While influenza vaccination is important for all children, it is critical that pediatric patients with cancer get a flu shot because their weakened immune systems leave them especially vulnerable to severe infections. A quality improvement project at The Children’s Hospital of Philadelphia used simple strategies and cues for families and clinicians to ensure that these children did not leave outpatient clinics or inpatient units without any protection from the insidious virus.
Influenza hospitalizes and kills more people in the U.S. than any other vaccine-preventable disease. Because strains of influenza virus that circulate can differ from one season to the next, new influenza vaccine is available each September. The Centers for Disease Control and Prevention recommend that all children at least 6 months old should get the flu vaccine each year, as soon as it is available in their community. Healthy children can opt for a nasal spray version of the vaccine, but children who have cancer and are immunocompromised receive the flu shot, which does not contain live virus.
“Historically at CHOP, about 53 to 56 percent of patients with cancer were getting the flu vaccine,” said Jason L. Freedman, MD, MSCE, an attending physician in the Division of Oncology at CHOP. “Some parents fear: My child has cancer, why would I give them a vaccine on top of this? They may not realize that the ramifications of being unvaccinated are much worse. If you’re immunosuppressed and can’t fight the virus, it could be fatal.”
Dr. Freedman and colleagues decided to improve the Division of Oncology’s track record for flu vaccinations by implementing a multifaceted quality improvement initiative. Between September 2012 and March 2013, they focused on five overlapping interventions that took advantage of multiple opportunities during outpatient visits to identify patients who needed an annual flu shot and communicate the importance of early vaccination.
They started by boosting family education. Informational handouts and posters in physician waiting rooms encouraged patients to ask their physicians about flu vaccination. The next critical piece was working with the CHOP health informatics team to generate from the electronic health record a color-coded daily list of outpatients due for vaccination. As patients had their vital signs taken, the triage staff and nurses would ask, “Did you get the flu vaccine?” Patients who still needed flu shots received bright yellow colored wristbands as an alert to clinicians to order the vaccine. The study team provided education for clinicians during staff meetings on how to order the vaccine correctly and document any refusals or contraindications.

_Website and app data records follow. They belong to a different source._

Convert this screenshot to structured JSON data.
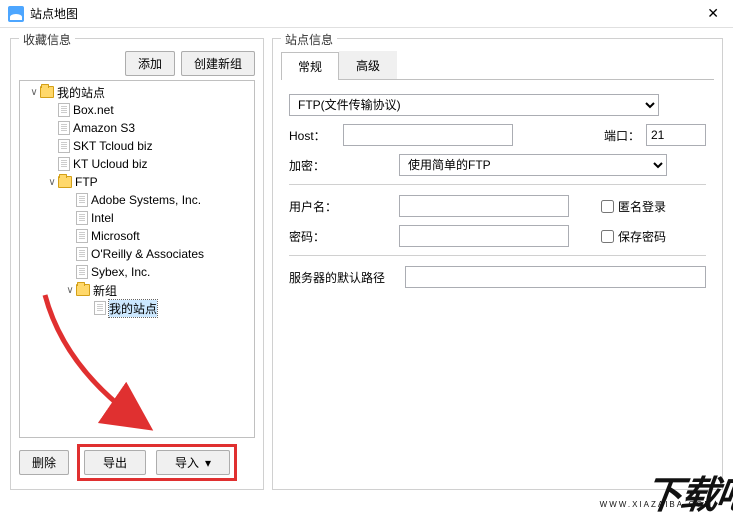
{
  "window": {
    "title": "站点地图",
    "close": "✕"
  },
  "left": {
    "title": "收藏信息",
    "add_btn": "添加",
    "newgroup_btn": "创建新组",
    "delete_btn": "删除",
    "export_btn": "导出",
    "import_btn": "导入",
    "tree": [
      {
        "label": "我的站点",
        "icon": "folder",
        "depth": 0,
        "expander": "∨"
      },
      {
        "label": "Box.net",
        "icon": "file",
        "depth": 1,
        "expander": ""
      },
      {
        "label": "Amazon S3",
        "icon": "file",
        "depth": 1,
        "expander": ""
      },
      {
        "label": "SKT Tcloud biz",
        "icon": "file",
        "depth": 1,
        "expander": ""
      },
      {
        "label": "KT Ucloud biz",
        "icon": "file",
        "depth": 1,
        "expander": ""
      },
      {
        "label": "FTP",
        "icon": "folder",
        "depth": 1,
        "expander": "∨"
      },
      {
        "label": "Adobe Systems, Inc.",
        "icon": "file",
        "depth": 2,
        "expander": ""
      },
      {
        "label": "Intel",
        "icon": "file",
        "depth": 2,
        "expander": ""
      },
      {
        "label": "Microsoft",
        "icon": "file",
        "depth": 2,
        "expander": ""
      },
      {
        "label": "O'Reilly & Associates",
        "icon": "file",
        "depth": 2,
        "expander": ""
      },
      {
        "label": "Sybex, Inc.",
        "icon": "file",
        "depth": 2,
        "expander": ""
      },
      {
        "label": "新组",
        "icon": "folder",
        "depth": 2,
        "expander": "∨"
      },
      {
        "label": "我的站点",
        "icon": "file",
        "depth": 3,
        "expander": "",
        "selected": true
      }
    ]
  },
  "right": {
    "title": "站点信息",
    "tabs": {
      "general": "常规",
      "advanced": "高级"
    },
    "protocol": "FTP(文件传输协议)",
    "host_label": "Host：",
    "host_value": "",
    "port_label": "端口：",
    "port_value": "21",
    "enc_label": "加密：",
    "enc_value": "使用简单的FTP",
    "user_label": "用户名：",
    "user_value": "",
    "anon_label": "匿名登录",
    "pass_label": "密码：",
    "pass_value": "",
    "savepass_label": "保存密码",
    "defpath_label": "服务器的默认路径",
    "defpath_value": ""
  },
  "watermark": {
    "big": "下载吧",
    "small": "WWW.XIAZAIBA.COM"
  }
}
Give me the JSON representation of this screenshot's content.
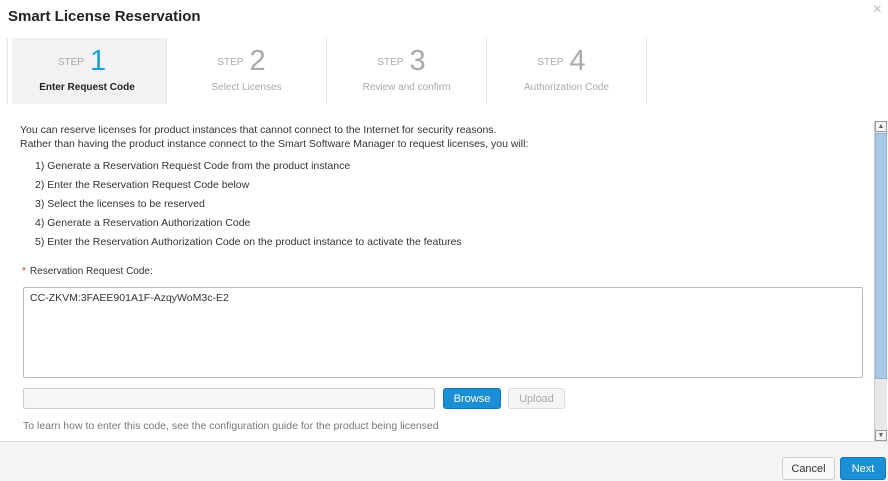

“On the inpatient side, we also saw discharge as an opportunity for vaccination,” Dr. Freedman said. “We built in an order for the flu vaccine into their admission order set. So when clinicians are admitting a child for chemo, there is already a prompt to order the flu vaccine for when they go home, which was a huge area of missed opportunity.”
The interventions were implemented in tandem, so while the research team is unable to pinpoint which interventions made the most difference, overall they increased the complete flu immunization rate by 20.1 percent to 64.5 percent. The proportion of patients receiving at least 1 dose of vaccination went up by 22.9 percent to 77.7 percent. In 2013, the oncology team continued to reinforce the process changes that they implemented during the study period, and they were able to sustain those rates, Dr. Freedman said.
“We augmented the opportunity for vaccination,” Dr. Freedman said. “The key to the success of this initiative is it was multifaceted and multidisciplinary. It has become part of our culture in clinic, and everyone has a sense of comradery about catching someone falling through the cracks.”
Other pediatric healthcare institutions could easily adapt this project to their settings with little expense or upkeep, Dr. Freedman pointed out. He also anticipates that similar approaches could be used within future quality improvement efforts to increase vigilance in other areas of pediatric cancer care, such as facilitating adherence to medication.
“This study shows that putting together new process changes, while it requires attention, education, and people who are invested, is feasible, doable, and affordable,” Dr. Freedman said.
The results of this study appeared online Jan. 12 in Pediatrics.